Happy Nurses' Week! In any given year, nurses will have their share of bad days. This stress can affect their attitudes, their performance, and your ability to retain them. Take a look at some of these creative ideas below used in Nurses' Week past. Incorporate them as last-minute ideas this year or stash them away for the future.
Hot off the press
Jennifer Clarke, director of education at Madison County Hospital in London, OH, says her former facility collected compliments about nurses from customer surveys and letters and printed them. "[We] put them into a daily newspaper format and delivered a new set to every unit each day of Nurses' Week. They loved them."
The gift of giving
Nurses at Transylvania Community Hospital in Brevard, NC, attend an event in their honor every year. Llyn Shook, staff education coordinator at Transylvania, says the celebration includes plenty of gifts and food. Shook and her committee distribute items such as pocket calculators, clipboards, and umbrellas, which were a favorite among staff. Employees also place their names in a basket for door-prize drawings when they arrive.
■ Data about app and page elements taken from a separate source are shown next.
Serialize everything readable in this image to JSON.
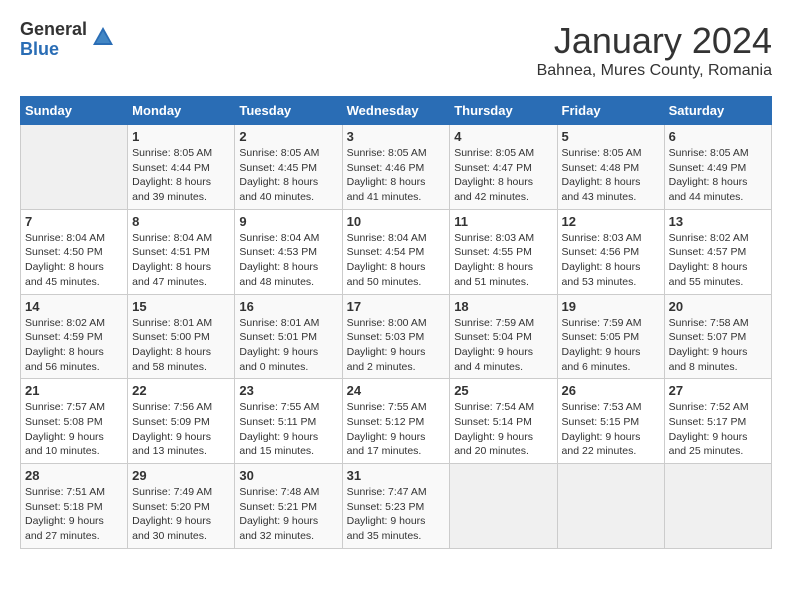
{
  "logo": {
    "general": "General",
    "blue": "Blue"
  },
  "title": "January 2024",
  "subtitle": "Bahnea, Mures County, Romania",
  "days_header": [
    "Sunday",
    "Monday",
    "Tuesday",
    "Wednesday",
    "Thursday",
    "Friday",
    "Saturday"
  ],
  "weeks": [
    [
      {
        "day": "",
        "sunrise": "",
        "sunset": "",
        "daylight": ""
      },
      {
        "day": "1",
        "sunrise": "Sunrise: 8:05 AM",
        "sunset": "Sunset: 4:44 PM",
        "daylight": "Daylight: 8 hours and 39 minutes."
      },
      {
        "day": "2",
        "sunrise": "Sunrise: 8:05 AM",
        "sunset": "Sunset: 4:45 PM",
        "daylight": "Daylight: 8 hours and 40 minutes."
      },
      {
        "day": "3",
        "sunrise": "Sunrise: 8:05 AM",
        "sunset": "Sunset: 4:46 PM",
        "daylight": "Daylight: 8 hours and 41 minutes."
      },
      {
        "day": "4",
        "sunrise": "Sunrise: 8:05 AM",
        "sunset": "Sunset: 4:47 PM",
        "daylight": "Daylight: 8 hours and 42 minutes."
      },
      {
        "day": "5",
        "sunrise": "Sunrise: 8:05 AM",
        "sunset": "Sunset: 4:48 PM",
        "daylight": "Daylight: 8 hours and 43 minutes."
      },
      {
        "day": "6",
        "sunrise": "Sunrise: 8:05 AM",
        "sunset": "Sunset: 4:49 PM",
        "daylight": "Daylight: 8 hours and 44 minutes."
      }
    ],
    [
      {
        "day": "7",
        "sunrise": "Sunrise: 8:04 AM",
        "sunset": "Sunset: 4:50 PM",
        "daylight": "Daylight: 8 hours and 45 minutes."
      },
      {
        "day": "8",
        "sunrise": "Sunrise: 8:04 AM",
        "sunset": "Sunset: 4:51 PM",
        "daylight": "Daylight: 8 hours and 47 minutes."
      },
      {
        "day": "9",
        "sunrise": "Sunrise: 8:04 AM",
        "sunset": "Sunset: 4:53 PM",
        "daylight": "Daylight: 8 hours and 48 minutes."
      },
      {
        "day": "10",
        "sunrise": "Sunrise: 8:04 AM",
        "sunset": "Sunset: 4:54 PM",
        "daylight": "Daylight: 8 hours and 50 minutes."
      },
      {
        "day": "11",
        "sunrise": "Sunrise: 8:03 AM",
        "sunset": "Sunset: 4:55 PM",
        "daylight": "Daylight: 8 hours and 51 minutes."
      },
      {
        "day": "12",
        "sunrise": "Sunrise: 8:03 AM",
        "sunset": "Sunset: 4:56 PM",
        "daylight": "Daylight: 8 hours and 53 minutes."
      },
      {
        "day": "13",
        "sunrise": "Sunrise: 8:02 AM",
        "sunset": "Sunset: 4:57 PM",
        "daylight": "Daylight: 8 hours and 55 minutes."
      }
    ],
    [
      {
        "day": "14",
        "sunrise": "Sunrise: 8:02 AM",
        "sunset": "Sunset: 4:59 PM",
        "daylight": "Daylight: 8 hours and 56 minutes."
      },
      {
        "day": "15",
        "sunrise": "Sunrise: 8:01 AM",
        "sunset": "Sunset: 5:00 PM",
        "daylight": "Daylight: 8 hours and 58 minutes."
      },
      {
        "day": "16",
        "sunrise": "Sunrise: 8:01 AM",
        "sunset": "Sunset: 5:01 PM",
        "daylight": "Daylight: 9 hours and 0 minutes."
      },
      {
        "day": "17",
        "sunrise": "Sunrise: 8:00 AM",
        "sunset": "Sunset: 5:03 PM",
        "daylight": "Daylight: 9 hours and 2 minutes."
      },
      {
        "day": "18",
        "sunrise": "Sunrise: 7:59 AM",
        "sunset": "Sunset: 5:04 PM",
        "daylight": "Daylight: 9 hours and 4 minutes."
      },
      {
        "day": "19",
        "sunrise": "Sunrise: 7:59 AM",
        "sunset": "Sunset: 5:05 PM",
        "daylight": "Daylight: 9 hours and 6 minutes."
      },
      {
        "day": "20",
        "sunrise": "Sunrise: 7:58 AM",
        "sunset": "Sunset: 5:07 PM",
        "daylight": "Daylight: 9 hours and 8 minutes."
      }
    ],
    [
      {
        "day": "21",
        "sunrise": "Sunrise: 7:57 AM",
        "sunset": "Sunset: 5:08 PM",
        "daylight": "Daylight: 9 hours and 10 minutes."
      },
      {
        "day": "22",
        "sunrise": "Sunrise: 7:56 AM",
        "sunset": "Sunset: 5:09 PM",
        "daylight": "Daylight: 9 hours and 13 minutes."
      },
      {
        "day": "23",
        "sunrise": "Sunrise: 7:55 AM",
        "sunset": "Sunset: 5:11 PM",
        "daylight": "Daylight: 9 hours and 15 minutes."
      },
      {
        "day": "24",
        "sunrise": "Sunrise: 7:55 AM",
        "sunset": "Sunset: 5:12 PM",
        "daylight": "Daylight: 9 hours and 17 minutes."
      },
      {
        "day": "25",
        "sunrise": "Sunrise: 7:54 AM",
        "sunset": "Sunset: 5:14 PM",
        "daylight": "Daylight: 9 hours and 20 minutes."
      },
      {
        "day": "26",
        "sunrise": "Sunrise: 7:53 AM",
        "sunset": "Sunset: 5:15 PM",
        "daylight": "Daylight: 9 hours and 22 minutes."
      },
      {
        "day": "27",
        "sunrise": "Sunrise: 7:52 AM",
        "sunset": "Sunset: 5:17 PM",
        "daylight": "Daylight: 9 hours and 25 minutes."
      }
    ],
    [
      {
        "day": "28",
        "sunrise": "Sunrise: 7:51 AM",
        "sunset": "Sunset: 5:18 PM",
        "daylight": "Daylight: 9 hours and 27 minutes."
      },
      {
        "day": "29",
        "sunrise": "Sunrise: 7:49 AM",
        "sunset": "Sunset: 5:20 PM",
        "daylight": "Daylight: 9 hours and 30 minutes."
      },
      {
        "day": "30",
        "sunrise": "Sunrise: 7:48 AM",
        "sunset": "Sunset: 5:21 PM",
        "daylight": "Daylight: 9 hours and 32 minutes."
      },
      {
        "day": "31",
        "sunrise": "Sunrise: 7:47 AM",
        "sunset": "Sunset: 5:23 PM",
        "daylight": "Daylight: 9 hours and 35 minutes."
      },
      {
        "day": "",
        "sunrise": "",
        "sunset": "",
        "daylight": ""
      },
      {
        "day": "",
        "sunrise": "",
        "sunset": "",
        "daylight": ""
      },
      {
        "day": "",
        "sunrise": "",
        "sunset": "",
        "daylight": ""
      }
    ]
  ]
}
Everyone loves a free massage
Jeanna Short, RN, MSN, ARNP, director of education, says her planning committee turned their educational center into a day spa. They used green turf, filled several wooden tubs with small white balloons as "bubbles," and placed large plants around the room as door prizes.
Short says the biggest attractions at the spa were the massage stations. Massage students from the local junior college and several reflexology/massage therapy businesses provided free massages for several hours. "The president of our hospital even showed up when he heard there were free massages," says Short.
Viva Las Vegas
All of the nurse managers at Lincoln Medical Center in Lincoln County, NC, plan a nurse's day celebration. Once they've agreed on a theme, they plan their decorations. Joyce Estes, RN, MSN, director of educational services at the hospital says one year the committee planned a Las Vegas extravaganza. Estes says they rented a roulette wheel and a blackjack table, and a colleague's friend did Elvis impressions. The nurses came down in shifts for breakfast and afternoon snacks. "We collected prizes donated from community businesses, such as certificates to nail spas, restaurants, and hair salons. Our gifts were usually bags, sports bottles, or something that was relatively inexpensive to purchase in bulk and customize," says Estes. Managers and supervisors only paid for cakes used in a cake walk (a southern game similar to musical chairs in which cakes are the prizes). "It was so much fun!" says Estes.
Fun with food!
At Sumner Regional Medical Center in Gallatin, TN, nursing leadership hosts an all-day breakfast and lunch buffet each year. "Everyone looks forward to the specialty dishes that each planner brings," says Sue Riggle, BSN, ONC, nurse educator at Sumner Regional. "In order to provide for the night shift, part of the leadership team comes in the early morning [5 a.m.] and prepares breakfast. The rest of us come in later." Riggle says the buffet is set up in a large conference room where they display information on hospitalwide and unit-specific projects that nurses accomplished the past year. They include signs detailing various achievements so nurses see how their hard work affects the facility, while learning about other nursing units' projects. Leadership staff stay the entire day to greet and talk with the staff and give them their nurses' day gifts that range from polo shirts to canvas briefcases, says Riggle. "The day is fun and personal as it is an act of love and appreciation for our peers," she adds.